● Goal of the exercise:
What you return must be the full listing, word for word, with no images in it.

● Material supplied:
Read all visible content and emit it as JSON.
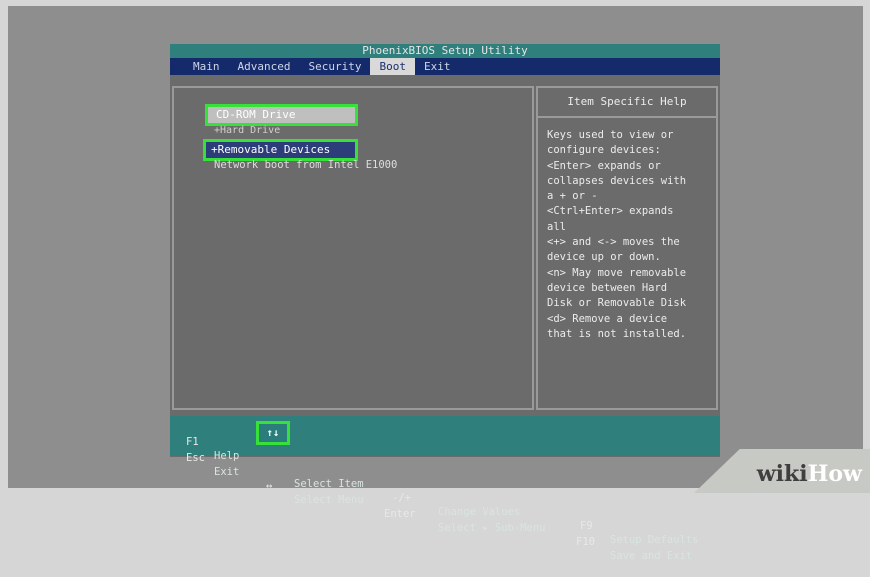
{
  "app": {
    "title": "PhoenixBIOS Setup Utility"
  },
  "menu": [
    {
      "label": "Main"
    },
    {
      "label": "Advanced"
    },
    {
      "label": "Security"
    },
    {
      "label": "Boot",
      "active": true
    },
    {
      "label": "Exit"
    }
  ],
  "boot_items": {
    "cdrom": "CD-ROM Drive",
    "hdd": "+Hard Drive",
    "removable": "+Removable Devices",
    "network": "Network boot from Intel E1000"
  },
  "help": {
    "title": "Item Specific Help",
    "lines": [
      "Keys used to view or",
      "configure devices:",
      "<Enter> expands or",
      "collapses devices with",
      "a + or -",
      "<Ctrl+Enter> expands",
      "all",
      "<+> and <-> moves the",
      "device up or down.",
      "<n> May move removable",
      "device between Hard",
      "Disk or Removable Disk",
      "<d> Remove a device",
      "that is not installed."
    ]
  },
  "footer": {
    "row1": {
      "k1": "F1",
      "a1": "Help",
      "k2": "↑↓",
      "a2": "Select Item",
      "k3": "-/+",
      "a3": "Change Values",
      "k4": "F9",
      "a4": "Setup Defaults"
    },
    "row2": {
      "k1": "Esc",
      "a1": "Exit",
      "k2": "↔",
      "a2": "Select Menu",
      "k3": "Enter",
      "a3": "Select ▸ Sub-Menu",
      "k4": "F10",
      "a4": "Save and Exit"
    }
  },
  "watermark": {
    "wiki": "wiki",
    "how": "How"
  },
  "colors": {
    "title_bar": "#2f7f7d",
    "menu_bar": "#152a6b",
    "highlight": "#36e23a",
    "panel": "#6b6b6b"
  }
}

● Answer space:
Read all visible content and emit it as JSON.
{
  "app": {
    "title": "PhoenixBIOS Setup Utility"
  },
  "menu": [
    {
      "label": "Main"
    },
    {
      "label": "Advanced"
    },
    {
      "label": "Security"
    },
    {
      "label": "Boot",
      "active": true
    },
    {
      "label": "Exit"
    }
  ],
  "boot_items": {
    "cdrom": "CD-ROM Drive",
    "hdd": "+Hard Drive",
    "removable": "+Removable Devices",
    "network": "Network boot from Intel E1000"
  },
  "help": {
    "title": "Item Specific Help",
    "lines": [
      "Keys used to view or",
      "configure devices:",
      "<Enter> expands or",
      "collapses devices with",
      "a + or -",
      "<Ctrl+Enter> expands",
      "all",
      "<+> and <-> moves the",
      "device up or down.",
      "<n> May move removable",
      "device between Hard",
      "Disk or Removable Disk",
      "<d> Remove a device",
      "that is not installed."
    ]
  },
  "footer": {
    "row1": {
      "k1": "F1",
      "a1": "Help",
      "k2": "↑↓",
      "a2": "Select Item",
      "k3": "-/+",
      "a3": "Change Values",
      "k4": "F9",
      "a4": "Setup Defaults"
    },
    "row2": {
      "k1": "Esc",
      "a1": "Exit",
      "k2": "↔",
      "a2": "Select Menu",
      "k3": "Enter",
      "a3": "Select ▸ Sub-Menu",
      "k4": "F10",
      "a4": "Save and Exit"
    }
  },
  "watermark": {
    "wiki": "wiki",
    "how": "How"
  },
  "colors": {
    "title_bar": "#2f7f7d",
    "menu_bar": "#152a6b",
    "highlight": "#36e23a",
    "panel": "#6b6b6b"
  }
}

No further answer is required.